The U.S. dollar trimmed gains against its Canadian counterpart on today, after the release of upbeat Canadian data, although hopes for a U.S. rate hike before the end of the year kept the greenback near a seven-month peak.
Statistics Canada reported that wholesale sales rose 0.8% in August, exceeding expectations for an uptick of 0.6%.
Wholesale sales inched up 0.1% in July, whose figure was revised from a previously estimated 0.3% gain.
But the dollar remained broadly supported after New York Fed President William Dudley said last week that the U.S. central bank will likely raise interest rates later this year if the economy remains on its current trajectory.

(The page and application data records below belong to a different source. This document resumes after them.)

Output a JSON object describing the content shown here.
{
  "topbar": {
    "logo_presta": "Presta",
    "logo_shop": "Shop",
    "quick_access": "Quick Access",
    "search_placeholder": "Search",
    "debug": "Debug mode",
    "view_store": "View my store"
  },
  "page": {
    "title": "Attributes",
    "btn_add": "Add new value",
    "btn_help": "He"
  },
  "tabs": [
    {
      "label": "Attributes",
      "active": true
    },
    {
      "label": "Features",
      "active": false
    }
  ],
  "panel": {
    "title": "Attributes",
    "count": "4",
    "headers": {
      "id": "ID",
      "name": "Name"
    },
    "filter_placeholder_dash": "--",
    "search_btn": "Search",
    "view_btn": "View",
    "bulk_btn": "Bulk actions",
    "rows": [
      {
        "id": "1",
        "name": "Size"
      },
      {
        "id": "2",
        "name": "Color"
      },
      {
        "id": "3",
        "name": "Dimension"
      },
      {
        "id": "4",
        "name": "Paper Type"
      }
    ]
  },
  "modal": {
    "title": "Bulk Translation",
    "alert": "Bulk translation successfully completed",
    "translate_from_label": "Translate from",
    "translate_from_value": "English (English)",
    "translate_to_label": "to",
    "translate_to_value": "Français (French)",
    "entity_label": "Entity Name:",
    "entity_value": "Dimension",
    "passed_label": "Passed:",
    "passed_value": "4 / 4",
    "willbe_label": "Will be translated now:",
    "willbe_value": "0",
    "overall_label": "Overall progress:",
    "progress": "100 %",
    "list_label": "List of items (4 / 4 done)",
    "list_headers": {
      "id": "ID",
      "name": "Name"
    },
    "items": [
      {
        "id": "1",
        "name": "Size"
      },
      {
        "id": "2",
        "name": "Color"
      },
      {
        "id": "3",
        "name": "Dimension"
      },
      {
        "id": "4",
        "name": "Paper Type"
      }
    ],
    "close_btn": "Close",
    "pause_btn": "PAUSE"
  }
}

On Friday, San Francisco Fed President John Williams said that “this year would be good” for a rate rise that he had wanted to take effect last month.
Growing expectations that Hillary Clinton will win the U.S. presidential election have also added to the view that a December rate hike is likely.
Research group Markit said on today that its euro zone composite purchasing managers’ index, which measures the combined output of both the manufacturing and service sectors, increased to a 10-month high of 53.7 October, from the prior month’s reading of 52.6.
Analysts had expected the index to rise to 52.8 this month.
Earlier today, Markit said that its German manufacturing PMI rose to 55.1 in October from 54.3 the previous month, beating expectations for an unchanged reading. The German services PMI climbed to 54.1 this month from 50.9.
Markit also said that its French manufacturing PMI rose to 51.3 in October from 49.7 the previous month, exceeding expectations for a reading of 50.0. However, the French services PMI slipped to 52.1 this month from 53.3.
But the single currency remained under pressure since European Central Bank President Mario Draghi indicated last week that the bank may extend its stimulus program in December.